The film also hints at its arthouse horror roots with links to past horror’s of a similar ilk. The scenes of the couple having sex bring to mind Don’t Look Now, whilst Blue Velvet gets a nod in its damaged female protagonist (although you could argue that ultimately She’s dealt with the grief far better than He does). Similarly, the setting (a old shack in the woods) is an old horror staple – but here the twist is that it’s nature rather than supernatural forces that assault the couple.
The claims of misogyny are harder to address. Neither myself nor K thought that it was particularly guilty – She certainly comes off as the more sympathetic of the two – although it does raise some uncomfortable questions. Whilst She expresses the idea that women are punished for evil because they are, the film is fairly explicit in the fact that He is both emotionally and mentally controlling her to the point where she loses her mind. He is certainly more afraid of Her than She is of Him (until the end). Likewise, whilst many horror films delight in the “Women in peril” scenario, for the most of the film it is Him that is being subjected to the worst horrors of the film (although not the worst, the final, horrifying act of violence being incredibly difficult to watch). Yet another sense of discomfort that this film creates.

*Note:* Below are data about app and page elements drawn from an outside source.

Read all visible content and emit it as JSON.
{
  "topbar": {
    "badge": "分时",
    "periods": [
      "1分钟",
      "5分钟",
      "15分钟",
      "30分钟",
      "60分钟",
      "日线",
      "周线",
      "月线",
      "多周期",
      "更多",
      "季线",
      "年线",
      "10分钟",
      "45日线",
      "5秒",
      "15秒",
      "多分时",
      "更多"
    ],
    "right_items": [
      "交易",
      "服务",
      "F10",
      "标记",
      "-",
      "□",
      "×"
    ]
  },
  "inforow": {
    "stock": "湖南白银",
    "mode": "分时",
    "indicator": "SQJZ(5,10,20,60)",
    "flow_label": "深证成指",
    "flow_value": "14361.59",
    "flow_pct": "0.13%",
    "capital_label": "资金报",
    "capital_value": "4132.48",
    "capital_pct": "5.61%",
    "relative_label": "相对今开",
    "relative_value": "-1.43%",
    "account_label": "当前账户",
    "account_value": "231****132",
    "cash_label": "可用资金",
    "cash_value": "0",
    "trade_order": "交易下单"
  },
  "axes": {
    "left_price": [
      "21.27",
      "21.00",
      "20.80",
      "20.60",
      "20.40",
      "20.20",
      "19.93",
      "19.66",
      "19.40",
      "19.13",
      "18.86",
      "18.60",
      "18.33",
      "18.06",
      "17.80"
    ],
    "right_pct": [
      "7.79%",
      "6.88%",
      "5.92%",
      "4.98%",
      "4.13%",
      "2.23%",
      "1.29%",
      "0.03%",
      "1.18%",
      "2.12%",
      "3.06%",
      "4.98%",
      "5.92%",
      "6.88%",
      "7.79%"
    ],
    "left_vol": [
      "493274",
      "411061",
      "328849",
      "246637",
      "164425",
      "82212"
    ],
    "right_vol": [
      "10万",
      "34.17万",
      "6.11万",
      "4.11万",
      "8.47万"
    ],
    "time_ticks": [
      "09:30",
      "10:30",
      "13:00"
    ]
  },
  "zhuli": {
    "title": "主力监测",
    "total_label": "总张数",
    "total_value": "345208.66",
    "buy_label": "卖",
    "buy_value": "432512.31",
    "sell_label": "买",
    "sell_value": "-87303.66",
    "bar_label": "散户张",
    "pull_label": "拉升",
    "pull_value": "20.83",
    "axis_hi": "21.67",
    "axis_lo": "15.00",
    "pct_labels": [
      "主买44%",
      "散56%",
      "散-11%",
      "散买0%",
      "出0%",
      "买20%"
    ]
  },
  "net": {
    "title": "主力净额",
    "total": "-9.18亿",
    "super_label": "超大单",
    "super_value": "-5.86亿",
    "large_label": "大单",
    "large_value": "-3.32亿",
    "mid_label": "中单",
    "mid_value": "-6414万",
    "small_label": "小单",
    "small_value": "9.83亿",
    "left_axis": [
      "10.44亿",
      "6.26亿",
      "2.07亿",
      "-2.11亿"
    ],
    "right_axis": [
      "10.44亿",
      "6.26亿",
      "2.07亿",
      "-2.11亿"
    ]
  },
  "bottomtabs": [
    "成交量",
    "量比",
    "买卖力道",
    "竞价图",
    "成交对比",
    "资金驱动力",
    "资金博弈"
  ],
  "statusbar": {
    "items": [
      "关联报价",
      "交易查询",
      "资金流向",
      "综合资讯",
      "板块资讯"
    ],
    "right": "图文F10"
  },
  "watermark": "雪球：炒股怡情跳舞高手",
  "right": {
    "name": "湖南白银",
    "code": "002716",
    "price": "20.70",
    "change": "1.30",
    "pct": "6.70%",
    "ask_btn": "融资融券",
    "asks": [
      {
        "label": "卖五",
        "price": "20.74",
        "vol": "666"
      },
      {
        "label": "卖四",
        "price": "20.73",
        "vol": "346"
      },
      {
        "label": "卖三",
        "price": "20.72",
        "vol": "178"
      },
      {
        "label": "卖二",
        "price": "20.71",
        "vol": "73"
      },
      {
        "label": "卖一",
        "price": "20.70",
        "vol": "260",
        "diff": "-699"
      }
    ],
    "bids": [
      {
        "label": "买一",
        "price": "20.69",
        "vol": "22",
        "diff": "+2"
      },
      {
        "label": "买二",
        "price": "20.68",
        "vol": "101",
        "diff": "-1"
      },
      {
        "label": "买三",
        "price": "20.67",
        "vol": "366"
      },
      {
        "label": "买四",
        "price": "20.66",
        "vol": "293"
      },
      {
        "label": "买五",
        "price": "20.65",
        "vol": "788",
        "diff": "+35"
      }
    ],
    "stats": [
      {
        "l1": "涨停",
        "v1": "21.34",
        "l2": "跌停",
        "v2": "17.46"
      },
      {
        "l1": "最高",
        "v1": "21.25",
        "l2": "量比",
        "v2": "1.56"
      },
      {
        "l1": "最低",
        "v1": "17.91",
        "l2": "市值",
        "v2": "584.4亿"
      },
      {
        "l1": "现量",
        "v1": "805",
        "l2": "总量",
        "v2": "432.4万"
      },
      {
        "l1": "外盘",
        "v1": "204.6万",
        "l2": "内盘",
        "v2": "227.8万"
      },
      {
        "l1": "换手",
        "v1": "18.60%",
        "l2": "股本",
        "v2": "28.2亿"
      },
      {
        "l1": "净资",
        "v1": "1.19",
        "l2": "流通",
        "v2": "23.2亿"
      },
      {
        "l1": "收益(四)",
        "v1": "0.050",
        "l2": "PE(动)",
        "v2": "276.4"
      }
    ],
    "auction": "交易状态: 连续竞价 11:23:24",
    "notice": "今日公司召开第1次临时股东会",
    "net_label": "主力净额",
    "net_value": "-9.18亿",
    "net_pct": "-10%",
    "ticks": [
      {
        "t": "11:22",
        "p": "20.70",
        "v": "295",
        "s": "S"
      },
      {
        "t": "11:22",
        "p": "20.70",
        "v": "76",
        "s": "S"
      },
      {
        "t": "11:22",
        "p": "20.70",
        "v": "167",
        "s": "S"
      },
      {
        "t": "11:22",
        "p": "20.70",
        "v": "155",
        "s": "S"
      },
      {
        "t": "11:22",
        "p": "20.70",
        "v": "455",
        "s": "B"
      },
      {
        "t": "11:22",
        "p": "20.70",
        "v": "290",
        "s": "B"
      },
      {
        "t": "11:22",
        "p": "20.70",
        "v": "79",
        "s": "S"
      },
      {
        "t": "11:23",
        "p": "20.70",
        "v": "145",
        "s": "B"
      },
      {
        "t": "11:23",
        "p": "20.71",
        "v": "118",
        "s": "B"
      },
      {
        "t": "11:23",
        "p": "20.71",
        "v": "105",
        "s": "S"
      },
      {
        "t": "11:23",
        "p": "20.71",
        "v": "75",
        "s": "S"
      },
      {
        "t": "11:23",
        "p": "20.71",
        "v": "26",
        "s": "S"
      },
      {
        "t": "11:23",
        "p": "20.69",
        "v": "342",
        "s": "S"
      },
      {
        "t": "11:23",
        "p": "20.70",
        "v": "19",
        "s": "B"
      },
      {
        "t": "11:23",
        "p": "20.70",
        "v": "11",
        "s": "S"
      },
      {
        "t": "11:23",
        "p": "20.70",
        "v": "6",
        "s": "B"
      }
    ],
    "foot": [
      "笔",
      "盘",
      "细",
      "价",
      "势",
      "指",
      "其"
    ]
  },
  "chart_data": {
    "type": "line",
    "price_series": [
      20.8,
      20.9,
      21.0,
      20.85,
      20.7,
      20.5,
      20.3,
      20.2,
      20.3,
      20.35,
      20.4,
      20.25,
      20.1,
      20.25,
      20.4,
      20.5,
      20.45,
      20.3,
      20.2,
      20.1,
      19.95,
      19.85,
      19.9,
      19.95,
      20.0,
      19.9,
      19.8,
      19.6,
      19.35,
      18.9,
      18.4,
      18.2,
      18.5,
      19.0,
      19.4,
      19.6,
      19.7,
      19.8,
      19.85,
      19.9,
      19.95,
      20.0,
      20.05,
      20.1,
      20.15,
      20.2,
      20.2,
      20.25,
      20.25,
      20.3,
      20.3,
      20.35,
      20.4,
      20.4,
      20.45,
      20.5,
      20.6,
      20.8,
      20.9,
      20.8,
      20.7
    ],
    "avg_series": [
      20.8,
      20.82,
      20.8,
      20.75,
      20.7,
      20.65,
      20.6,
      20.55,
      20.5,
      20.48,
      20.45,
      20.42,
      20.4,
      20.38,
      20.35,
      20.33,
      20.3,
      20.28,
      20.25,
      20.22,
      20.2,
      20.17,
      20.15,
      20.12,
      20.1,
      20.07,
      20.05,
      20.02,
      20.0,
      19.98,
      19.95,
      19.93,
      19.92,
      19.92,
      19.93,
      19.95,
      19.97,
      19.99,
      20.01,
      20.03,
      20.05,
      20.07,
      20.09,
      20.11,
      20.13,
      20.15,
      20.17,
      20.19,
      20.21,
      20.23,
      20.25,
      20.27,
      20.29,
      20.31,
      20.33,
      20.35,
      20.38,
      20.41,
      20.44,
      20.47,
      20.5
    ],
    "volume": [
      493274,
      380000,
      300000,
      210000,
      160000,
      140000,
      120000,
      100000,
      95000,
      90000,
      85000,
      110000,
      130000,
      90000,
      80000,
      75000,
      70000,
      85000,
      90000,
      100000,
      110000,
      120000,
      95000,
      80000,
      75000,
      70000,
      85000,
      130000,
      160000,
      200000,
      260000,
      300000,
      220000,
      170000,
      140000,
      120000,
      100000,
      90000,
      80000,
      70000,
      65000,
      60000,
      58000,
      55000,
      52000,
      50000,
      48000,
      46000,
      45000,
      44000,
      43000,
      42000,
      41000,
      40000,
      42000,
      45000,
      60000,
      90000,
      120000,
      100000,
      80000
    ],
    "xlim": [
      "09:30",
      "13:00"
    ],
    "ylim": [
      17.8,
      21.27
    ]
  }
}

Technically the film is astounding, with the cinematography creating a lush natural landscape that it is difficult to tell whether it was shot on location or is artificial (I suspect a mixture of the two). The sound design and score are also superb, ever present growls mixing with the score to further the sense of unease the film creates. Effects are kept to a minimum, although those that appear are very well done for a film with such a small budget.
The film belongs to the actors, with Dafoe & Gainsbourg going further than many actors would even dare contemplate (although body doubles were used for some scenes). Gainsborough deserves all the praise she receives, it’s an astonishing performance and one that even if the idea of the rest of the film leaves you cold should certainly be taken into account.
Which brings me to the principal problem with the film – as good as it is (and it is superb) I cannot recommend it, I think people have to make their own decision whether they want to see it or not. It’s a long time since a film left me so impressed and repulsed at the same time – I do want to see it again if only to start to unravel all of the symbols that appear throughout it, but I’m not sure when. Certainly the studios responsible for financing it should be applauded for risking money on such a project (likewise the censors for allowing people to make up their own minds) as should everyone involved.
For my money one of the films of the year, but certainly not something to be taken lightly.